Apple's Lawyers Target iPhone Copycats
Jan 15, 2007 2:36 PM PT
Apple's iPhone may be six months away from its general release, but some eager fans already have smartphones that look just like the user interface (UI) CEO Steve Jobs unveiled last week at the Macworld Conference & Expo.
At least one company, MoDaCo, has developed a screen shot of the UI that users can download and install as a "skin" on their PocketPC device. Apple, unsurprisingly, has not looked kindly upon these endeavors and is threatening legal action.
MoDaCo has displayed on its Web site a letter it received from Apple's legal team.
It reads, "While we appreciate your interest in the iPhone, the icons and screen shot displayed on your Web site are copyrighted by Apple, and copyright law explicitly prohibits unauthorized display and distribution of copyrighted works."
The letter continues, "Apple therefore demands that you remove this screen shot from your Web site and refrain from facilitating the further dissemination of Apple's copyrighted material by removing the link to http://forum.xda-developers.com, where said icons and screenshot are being distributed."

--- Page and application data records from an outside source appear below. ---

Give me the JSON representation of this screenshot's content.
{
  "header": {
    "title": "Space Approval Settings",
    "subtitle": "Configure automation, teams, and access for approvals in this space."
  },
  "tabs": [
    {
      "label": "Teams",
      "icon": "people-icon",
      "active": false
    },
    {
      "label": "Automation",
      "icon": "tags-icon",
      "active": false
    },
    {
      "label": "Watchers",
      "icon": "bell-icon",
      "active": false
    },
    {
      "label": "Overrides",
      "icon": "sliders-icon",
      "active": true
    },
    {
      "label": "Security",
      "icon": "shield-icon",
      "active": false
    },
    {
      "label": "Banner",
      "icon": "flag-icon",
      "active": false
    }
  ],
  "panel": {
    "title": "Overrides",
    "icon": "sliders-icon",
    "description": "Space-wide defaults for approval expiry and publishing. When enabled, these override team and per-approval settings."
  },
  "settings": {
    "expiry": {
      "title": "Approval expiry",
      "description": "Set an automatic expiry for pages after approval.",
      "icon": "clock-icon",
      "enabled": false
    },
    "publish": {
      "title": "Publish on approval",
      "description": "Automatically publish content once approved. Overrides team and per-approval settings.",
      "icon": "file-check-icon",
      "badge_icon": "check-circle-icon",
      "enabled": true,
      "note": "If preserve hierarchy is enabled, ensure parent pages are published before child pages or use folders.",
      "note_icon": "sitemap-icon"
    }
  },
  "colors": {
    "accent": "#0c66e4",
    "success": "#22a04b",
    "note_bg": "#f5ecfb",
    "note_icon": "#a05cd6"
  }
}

Red Cape Tactics
What MoDaCo did appears to be the equivalent of waving a bright red cape in front of an angry bull. Apple is notoriously protective of its brand and related patents and trademarks; however, its rights to the iPhone name is a matter of dispute as Cisco Systems also claims ownership to the trademark.
In September 2006, for instance, Apple filed the word "pod" for trademark protection with the U.S. Patent and Trademark Office -- separate from its use in connection to iPod.
Apple also apparently is seeking to claim rights to the word "podcast" in certain commercial situations. Last year, the company sent a cease-and-desist letter to Podcast Ready, a company that offers downloadable podcasts along with a software application that supports many portable devices, including the iPod.
Is There Originality?
It is unclear whether Apple's position regarding the so-called "iSkins" is the correct one under patent and trademark law.
The icon for Apple's "clock" depicts a clock face and is simply not protectable, notes Tristram Fall, a partner with the corporate and the intellectual property practice groups at Fox Rothschild.
"It lacks even a minimal level of originality, something that's required for copyright protection," he told MacNewsWorld. "Other icons, such as that for 'Internet' look to be more original and, if so, could be protectable."
Fall added, "On the other hand, the skin as a whole could be protectable in theory if the selection of icons used by Apple is original in some way."
It is more than likely that the UI is patentable, Steve Rubin, an intellectual property lawyer at WolfBlock, told MacNewsWorld.
"The beauty of many of Apple's products is the user interface. I've seen media touting Steve Jobs and his UI team as making everything much more simple, easy and fun to use. As a consequence, such user interfaces can, and likely are, also protected by patent," he noted.
Patent or Copyright?
Rubin said this issue highlights one of the major differences between patent and copyright law: Copyright protection "subsists."[[
"So, if there is an original icon, Apple has copyright protection as of its creation. Apple would have to register the work in the copyright office to file suit but it's their right and can keep others from using that particular icon," he stated.
For patent protection, by contrast, Apple has to file for a patent with the Patent and Trademark Office, Rubin continued.
"In the software arts -- and a new UI would be considered software -- such an application could take five years to process because of backlog in the Patent Office," he noted. "If Apple only recently came up with the new UI, it could be years before the patent issues and they can enforce [it]. This is a major problem in industries where the technology is only hot for a few years. The whole relevant time could be spent waiting for a patent to issue."
It's highly likely that the patent application will publish before it issues, Rubin concluded.
"Once an application is published, Apple can inform its competitors of the publication but, unless the patent eventually issues in substantially the same way -- and there is no real guidance on what that language means yet -- Apple has no rights until the patent actually issue," he said.